## Task details
Write out exactly the lines below from the one containing "Parse this screenshot: output" to the last, both ends kept, and nothing more; skip all pictures.

## Stored data
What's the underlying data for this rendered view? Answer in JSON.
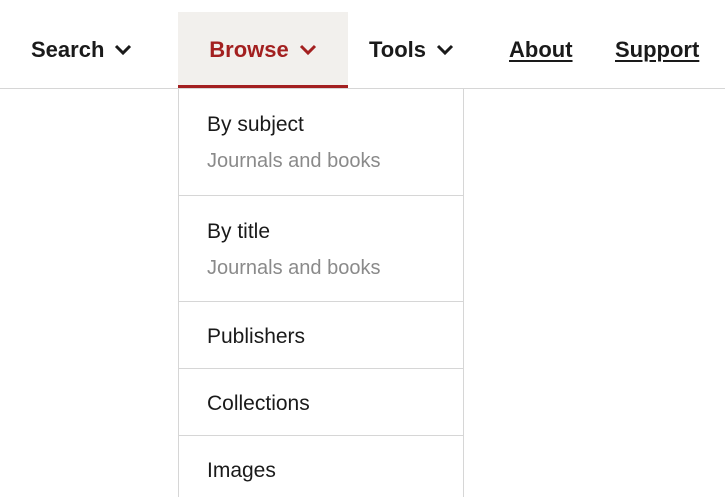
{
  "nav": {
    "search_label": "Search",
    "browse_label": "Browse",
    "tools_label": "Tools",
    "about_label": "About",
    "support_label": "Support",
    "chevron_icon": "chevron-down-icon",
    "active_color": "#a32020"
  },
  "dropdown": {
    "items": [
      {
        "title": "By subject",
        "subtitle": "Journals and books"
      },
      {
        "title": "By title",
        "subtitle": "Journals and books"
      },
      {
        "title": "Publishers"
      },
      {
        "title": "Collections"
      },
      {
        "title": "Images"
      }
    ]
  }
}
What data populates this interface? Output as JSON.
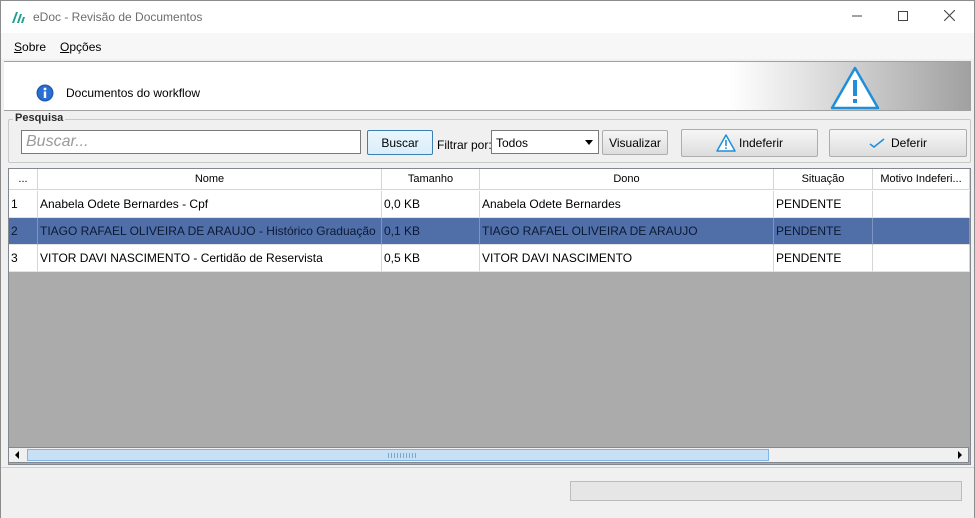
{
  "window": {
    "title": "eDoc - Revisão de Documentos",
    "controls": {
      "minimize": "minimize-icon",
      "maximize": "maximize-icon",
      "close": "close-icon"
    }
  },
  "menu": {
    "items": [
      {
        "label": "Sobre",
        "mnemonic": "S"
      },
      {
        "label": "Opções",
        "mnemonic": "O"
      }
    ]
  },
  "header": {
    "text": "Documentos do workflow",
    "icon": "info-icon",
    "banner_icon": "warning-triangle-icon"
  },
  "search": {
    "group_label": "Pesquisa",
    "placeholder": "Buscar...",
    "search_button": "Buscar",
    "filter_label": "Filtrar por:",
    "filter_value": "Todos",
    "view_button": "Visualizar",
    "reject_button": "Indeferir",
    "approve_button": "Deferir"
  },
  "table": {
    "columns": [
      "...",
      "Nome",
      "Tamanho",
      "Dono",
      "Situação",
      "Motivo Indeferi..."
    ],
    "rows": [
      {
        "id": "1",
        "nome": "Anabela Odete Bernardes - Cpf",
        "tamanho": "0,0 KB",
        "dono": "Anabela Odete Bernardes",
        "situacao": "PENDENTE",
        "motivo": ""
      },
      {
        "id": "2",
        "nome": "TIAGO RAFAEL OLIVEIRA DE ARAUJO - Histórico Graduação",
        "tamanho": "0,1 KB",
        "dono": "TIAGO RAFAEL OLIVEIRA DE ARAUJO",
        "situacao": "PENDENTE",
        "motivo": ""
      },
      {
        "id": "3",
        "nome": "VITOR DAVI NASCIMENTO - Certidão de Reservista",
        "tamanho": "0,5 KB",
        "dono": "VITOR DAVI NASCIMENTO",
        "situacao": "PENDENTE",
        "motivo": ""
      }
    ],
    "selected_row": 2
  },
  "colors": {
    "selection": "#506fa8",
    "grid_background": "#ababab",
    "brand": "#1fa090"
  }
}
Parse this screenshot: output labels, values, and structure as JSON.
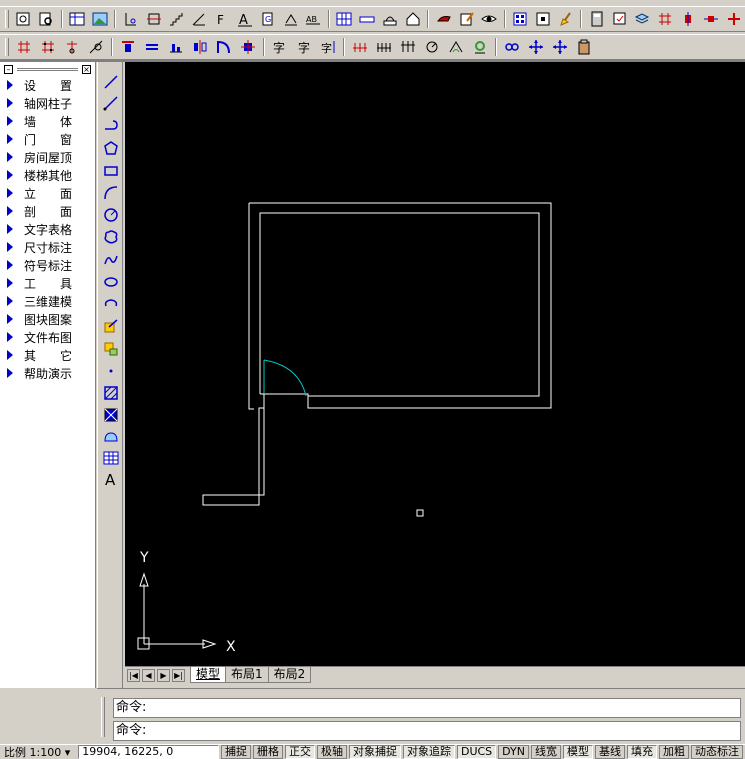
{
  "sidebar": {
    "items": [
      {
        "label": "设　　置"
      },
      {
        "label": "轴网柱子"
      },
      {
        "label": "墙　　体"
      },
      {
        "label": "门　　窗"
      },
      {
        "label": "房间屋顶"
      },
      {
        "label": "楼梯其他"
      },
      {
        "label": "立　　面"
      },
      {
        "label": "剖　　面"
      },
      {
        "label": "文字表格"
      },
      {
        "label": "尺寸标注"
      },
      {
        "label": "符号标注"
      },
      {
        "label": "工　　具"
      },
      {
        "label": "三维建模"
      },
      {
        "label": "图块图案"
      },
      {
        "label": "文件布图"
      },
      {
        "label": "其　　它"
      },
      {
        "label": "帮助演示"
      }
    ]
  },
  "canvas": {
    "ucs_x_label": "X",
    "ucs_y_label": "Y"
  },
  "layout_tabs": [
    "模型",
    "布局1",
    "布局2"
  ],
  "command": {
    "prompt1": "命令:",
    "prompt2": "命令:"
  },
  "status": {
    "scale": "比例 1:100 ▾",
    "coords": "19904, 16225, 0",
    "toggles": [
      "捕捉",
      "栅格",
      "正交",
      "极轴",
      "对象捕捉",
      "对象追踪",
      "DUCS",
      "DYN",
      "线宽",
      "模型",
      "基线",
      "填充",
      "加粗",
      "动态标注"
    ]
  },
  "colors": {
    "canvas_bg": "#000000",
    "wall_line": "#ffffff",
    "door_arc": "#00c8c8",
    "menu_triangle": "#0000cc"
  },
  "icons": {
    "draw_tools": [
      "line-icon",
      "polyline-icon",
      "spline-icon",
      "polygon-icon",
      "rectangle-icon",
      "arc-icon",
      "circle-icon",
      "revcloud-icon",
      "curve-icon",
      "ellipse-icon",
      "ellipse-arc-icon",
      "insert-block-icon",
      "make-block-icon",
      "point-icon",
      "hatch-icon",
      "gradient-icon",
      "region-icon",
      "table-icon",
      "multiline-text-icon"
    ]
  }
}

## Result for this task
Parse this screenshot: output labels, values, and structure as JSON.
{
  "sidebar": {
    "items": [
      {
        "label": "设　　置"
      },
      {
        "label": "轴网柱子"
      },
      {
        "label": "墙　　体"
      },
      {
        "label": "门　　窗"
      },
      {
        "label": "房间屋顶"
      },
      {
        "label": "楼梯其他"
      },
      {
        "label": "立　　面"
      },
      {
        "label": "剖　　面"
      },
      {
        "label": "文字表格"
      },
      {
        "label": "尺寸标注"
      },
      {
        "label": "符号标注"
      },
      {
        "label": "工　　具"
      },
      {
        "label": "三维建模"
      },
      {
        "label": "图块图案"
      },
      {
        "label": "文件布图"
      },
      {
        "label": "其　　它"
      },
      {
        "label": "帮助演示"
      }
    ]
  },
  "canvas": {
    "ucs_x_label": "X",
    "ucs_y_label": "Y"
  },
  "layout_tabs": [
    "模型",
    "布局1",
    "布局2"
  ],
  "command": {
    "prompt1": "命令:",
    "prompt2": "命令:"
  },
  "status": {
    "scale": "比例 1:100 ▾",
    "coords": "19904, 16225, 0",
    "toggles": [
      "捕捉",
      "栅格",
      "正交",
      "极轴",
      "对象捕捉",
      "对象追踪",
      "DUCS",
      "DYN",
      "线宽",
      "模型",
      "基线",
      "填充",
      "加粗",
      "动态标注"
    ]
  },
  "colors": {
    "canvas_bg": "#000000",
    "wall_line": "#ffffff",
    "door_arc": "#00c8c8",
    "menu_triangle": "#0000cc"
  },
  "icons": {
    "draw_tools": [
      "line-icon",
      "polyline-icon",
      "spline-icon",
      "polygon-icon",
      "rectangle-icon",
      "arc-icon",
      "circle-icon",
      "revcloud-icon",
      "curve-icon",
      "ellipse-icon",
      "ellipse-arc-icon",
      "insert-block-icon",
      "make-block-icon",
      "point-icon",
      "hatch-icon",
      "gradient-icon",
      "region-icon",
      "table-icon",
      "multiline-text-icon"
    ]
  }
}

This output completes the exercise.